    Whoa,Whoa,Whoa. The ethanol experiment has not failed. You obviously have not looked into the industry because you used the tired ” burn food for fuel” argument. When you fully research the topic you will find that ethanol is actually a by product and does not reduce “food” production. The making of ethanol simply removes the sugars from corn, leaving behind what is called “distillers dried grain” which is used for livestock feed. It’s sort of like 2+2=5 scenario. Ethanol is also a cheap method for raising octane in gasoline.

    • Belinda Silva says:

      Hello Rick,

      Thank you for your comment. I would like to clarify the “animal feed by-product” argument for you and other readers. First, can we agree that the distilled remains of the corn to ethanol process is not a suitable human feed product? So, when we talk of “burn food for fuel”, the red herring argument of “livestock” feed hijacks the debate and is a distraction from the legitimate issue. Food is being removed from the market.

      Second, most are unfamiliar with the basics of livestock farming and as so, it is reasonable for most to accept the deceptive claim of corn ethanol remnants being an equal source of livestock feed in comparison to corn. But, as one with a working history of livestock farming, I can assure you that is not the case.

      To explain, the by-product, or dried distiller’s grain (DDG) as it is referred to in the livestock industry, is a feed “source”, this much is true. However, it is not equally comparable to, or adequate to provide for the full nutritional components as is corn. The DDGs, though a feed source, must be augmented with high-priced nutritional supplements to equal what corn provides. This is particularly important to dairy cows. Also, as the artificial, subsidized ethanol industry grew, the price of corn moved to unprecedented levels, causing human and livestock food prices to soar. This, in turn, moved all other feed products to rise in price.

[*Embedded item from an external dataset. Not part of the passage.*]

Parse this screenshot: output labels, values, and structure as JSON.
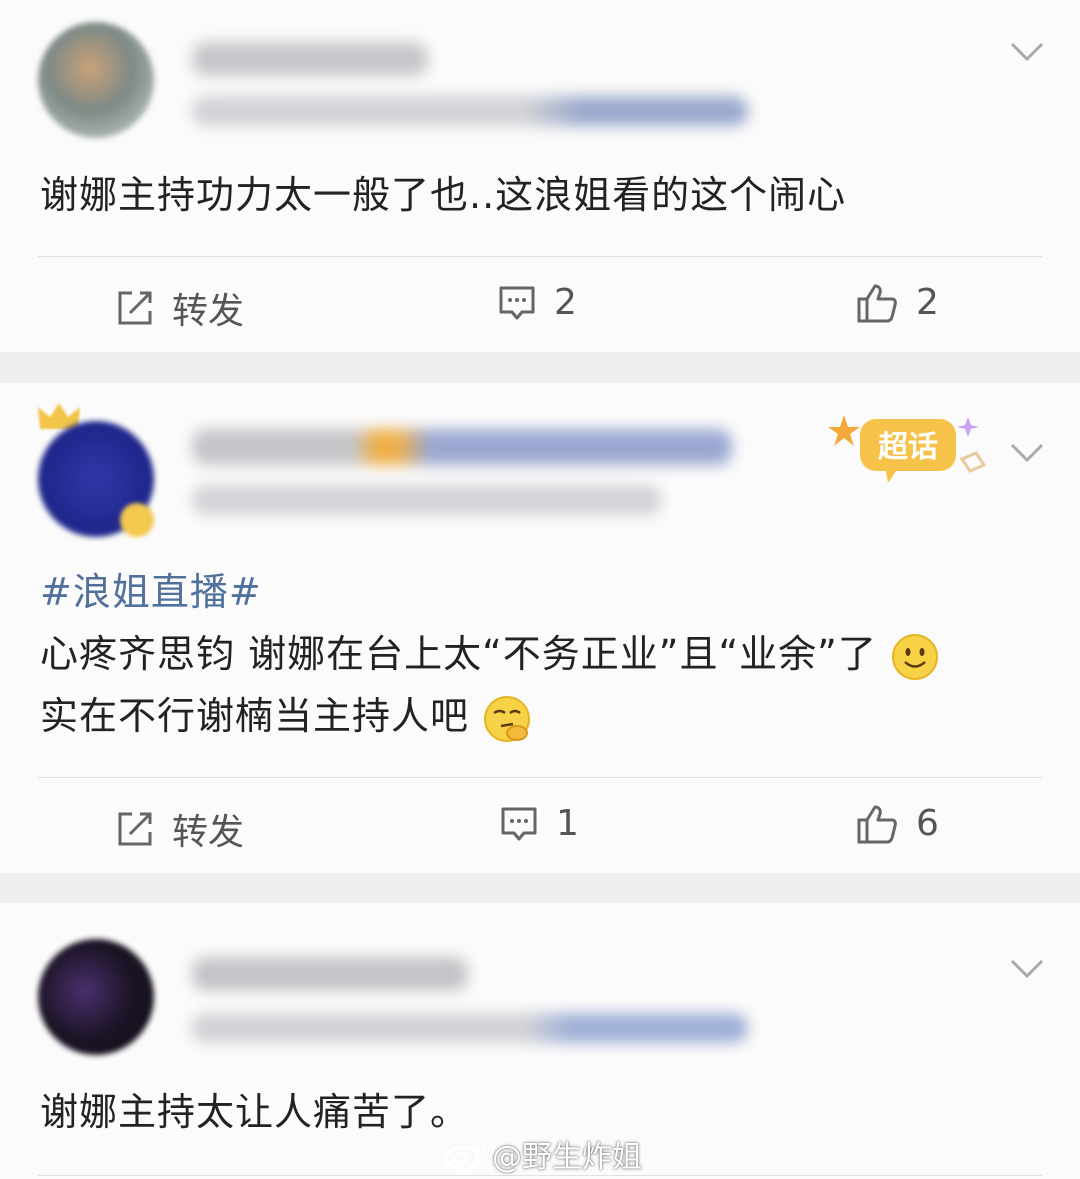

      As livestock farmers scramble to find alternative feeds, and auxiliary products to supplement what DDGs do not provide, it becomes difficult to maintain consistency in the animal’s total mixed rations (TMR). That directly impacts herd health, growth, progeny, and production rates. For dairy cows, daily milk volumes, as well as the fat and protein levels, are immediately impacted. Inadequate nutrition reduces conception rates and that in turn will have a negative impact on the future economic health of the operation. For chicken farmers, egg production and quality are dependent on stable, reasonably priced feeds. Add to that growth of the feeder animals. Turkeys and Pigs as well. Slower growth, poor production, higher feed costs, and lower conception rates all equate to higher use of artificial hormones. None of this good for the consumers. ALL of this negatively impacts food prices. We can see the ripple effect of the flawed policy of ethanol legislation. I could go on, but that would be a blog post of its own.

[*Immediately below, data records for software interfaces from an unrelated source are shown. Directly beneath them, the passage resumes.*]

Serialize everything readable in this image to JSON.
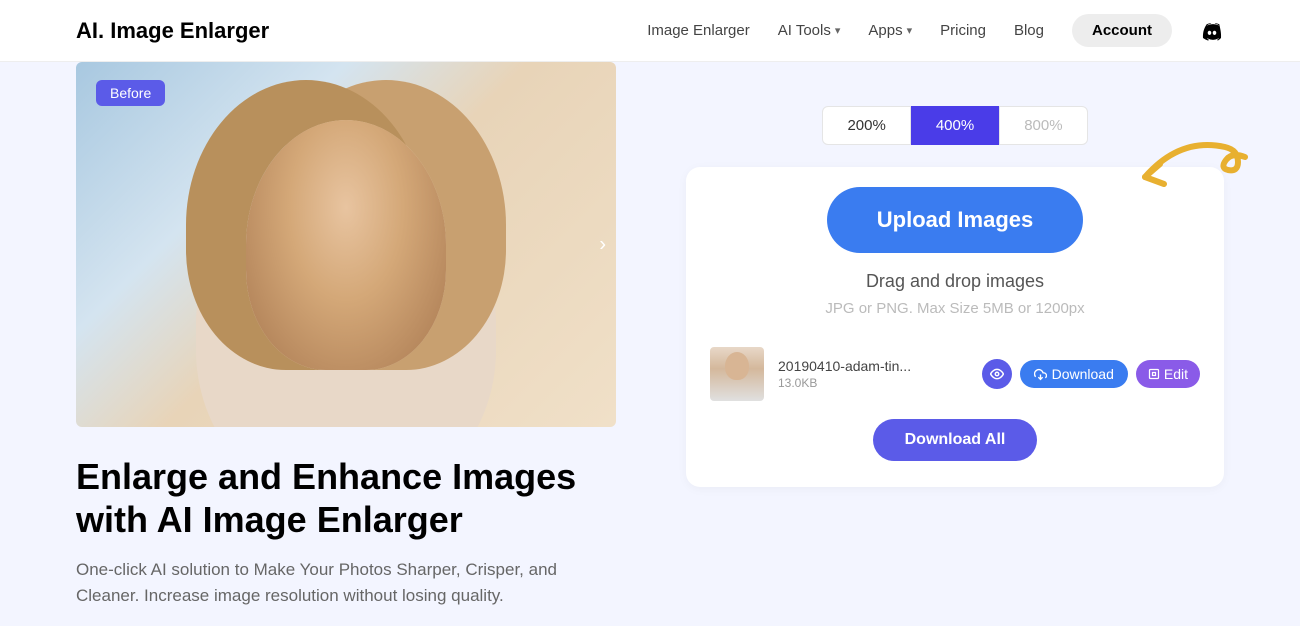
{
  "header": {
    "logo": "AI. Image Enlarger",
    "nav": {
      "image_enlarger": "Image Enlarger",
      "ai_tools": "AI Tools",
      "apps": "Apps",
      "pricing": "Pricing",
      "blog": "Blog",
      "account": "Account"
    }
  },
  "hero": {
    "badge": "Before",
    "headline": "Enlarge and Enhance Images with AI Image Enlarger",
    "subhead": "One-click AI solution to Make Your Photos Sharper, Crisper, and Cleaner. Increase image resolution without losing quality."
  },
  "zoom": {
    "opt1": "200%",
    "opt2": "400%",
    "opt3": "800%"
  },
  "upload": {
    "button": "Upload Images",
    "drag": "Drag and drop images",
    "hint": "JPG or PNG. Max Size 5MB or 1200px"
  },
  "file": {
    "name": "20190410-adam-tin...",
    "size": "13.0KB",
    "download": "Download",
    "edit": "Edit"
  },
  "download_all": "Download All"
}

      This is all basic information from my own “hands-on” working experience and knowledge. But, for those who like university studies and scientific data, there is plenty of that as well. One recent example is from the Department of Animal Sciences of the University of California at Davis, along with POET Nutrition, Inc. and printed in the Journal of Animal Psychology and Animal Nutrition. The study concluded, “These findings indicate that use of DDGS in rations for lactating dairy cows should be limited, as their addition (i.e., to create a diet with a higher fat and calculated NEL level) had little positive overall impact on animal performance.”

      Although the ethanol trade groups have worked diligently to promote the narrative the by-product being a valuable feed source, it is not suitable as a supplement to corn removed from the human market and is not near equal to livestock corn.

    • Pjohnson says:

      Cheap? Nonsense. Last a I looked it costs considerably more to produce than gas, nicks everyone with subsidies, has worse mileage, worse performance and for many cars is NOT recommended but used because there is no longer any labeling at the pump. Why? No one wanted to buy it. So the labeling was removed. You want it in your car? Fine. But let me choose.